Raechel Bianchetti received her doctoral degree from the Pennsylvania State University. Her doctoral research explored the cognitive processes and knowledge that facilitate remote sensing image interpretation and the use of geovisual analytic approaches to facilitate insight generation from imagery. Prior to that, she studied remote sensing at the University of Idaho for a variety of physical science applications including geological mapping on Mars and forests in Idaho. Robert R. Hoffman, Ph.D. is a Senior Research Scientist, IHMC, Pensacola FL. Hoffman is a recognized world leader in cognitive systems engineering, Expertise Studies, and Human-Centered Computing. He is a Fellow of the Association for Psychological Science, Fellow of the Human Factors and Ergonomics Society, Senior Member of the Association for the Advancement of Artificial Intelligence, and a Fulbright Scholar. He has been Principal Investigator, Co-Principal Investigator, Principal Scientist, Senior Research Scientist, Principal Author, or Principle Subcontractor on over 60 grants and contracts totaling nearly $12M. He has led efforts including large, multi-partner, multi-year grant collaborations, contracted alliances of university and private sector partners, and multi-university research initiatives. His Ph.D. is in experimental psychology from the University of Cincinnati, where he received McMicken Scholar, Psi Chi, and Delta Tau Kappa Honors. Following a Postdoctoral Associateship at the Center for Research on Human Learning at the University of Minnesota, he joined the faculty of the Institute for Advanced Psychological Studies at Adelphi University. He pioneered the study of methods for eliciting the knowledge of domain experts. Hoffman has been recognized internationally in psychology, remote sensing, human factors engineering, and artificial intelligence-for his research on the psychology of expertise, the methodology of cognitive task analysis, HCC issues for intelligent systems technology, and the design of cognitive work systems. Hoffman is a Co-Editor for the Department on Human-Centered Computing in IEEE: Intelligent Systems. He is Editor for the book Series, Expertise: Research and Applications. He was a co-founder of The Journal of Cognitive Engineering and Decision Making.

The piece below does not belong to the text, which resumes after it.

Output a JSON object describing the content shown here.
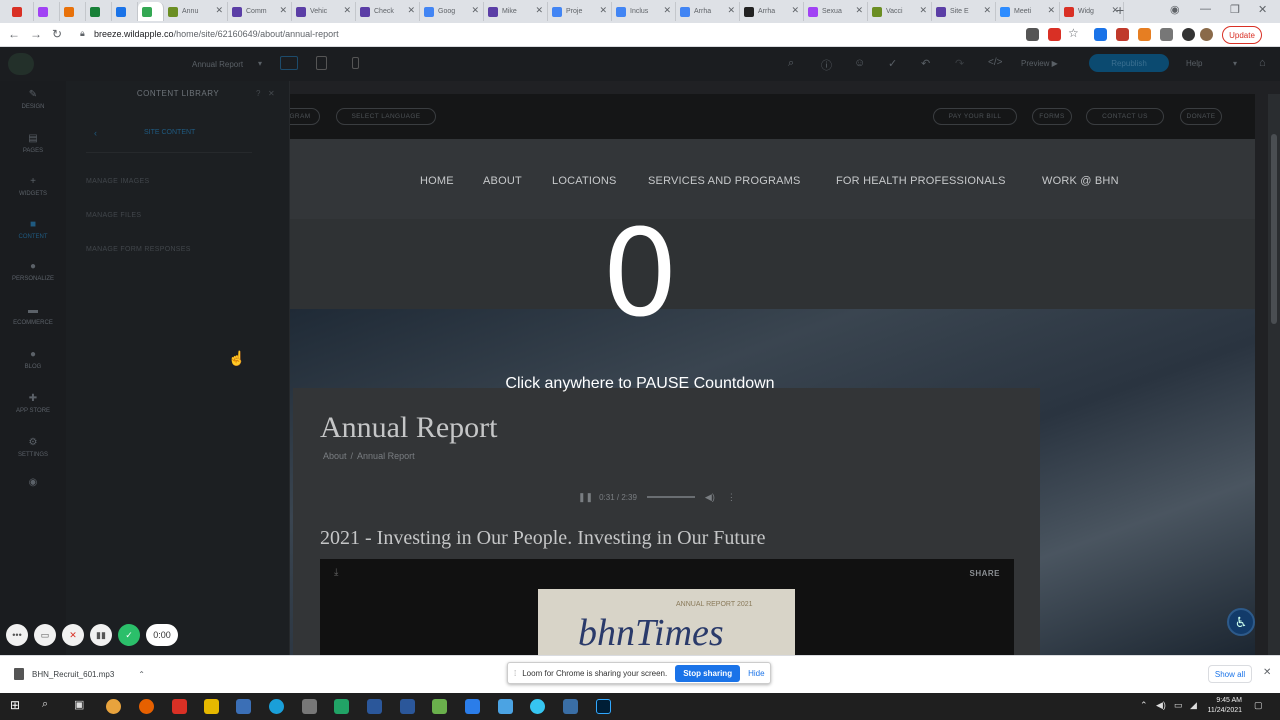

Almost two decades have passed since the initial foray into the intersection of psychology and remote sensing. And so, our community of like-minded researchers will no doubt welcome the arrival of this latest endeavor. Much has changed since then, not only in our ability to gather geospatial data, but also to access it and extract actionable information. However, performing this task (sense-making) in an accurate and efficient manner requires awareness of, and careful attention to, not only the technologies required, but the human factors that are inextricably involved as well. This update and expansion on the prior work will help both the seasoned researcher (as a go to reference), as well as the newcomer (as required reading), through the breadth and depth of insights provided within a single, cohesive work. -Paul Pope, Space & Remote Sensing group, Los Alamos National Laboratory, USA Since collaborating with Dr. Hoffman (and others) on the earlier version of this book, the science behind human acquisition of spatial knowledge has advanced greatly. And a second examination of these advances (not merely an update, but a companion volume) ensures that the scientific timeline (due to both advancing science and technology) is retained. This volume also adds two important features. First, it stretches across a myriad of disciplines involving such knowledge acquisition and, second, it treats the topic globally. For anyone who uses geospatial information (or anyone who wants to), this book can serve as an invaluable background resource. It's worth the read! - H. Michael Mogil, Certified Consulting Meteorologist We are here treated with an update to the classic The Interpretation of Remote Sensing Imagery: The Human Factor. As with the Editors themselves, the area has `moved on' substantively since the turn of the century. Now here, in its many elaborated forms, is a maturing science that cries out for reappraisal and reinterpretation and this text provides it in spades. Assembling a stellar line of contributors, the present Editors have done a marvelous job of illustrating the involving intellectual evolution of the burgeoning human science based on geospatial analyses. As with its progenitor, I anticipate that this also will become a classic of our times. -Peter Hancock, University of Central Florida, USA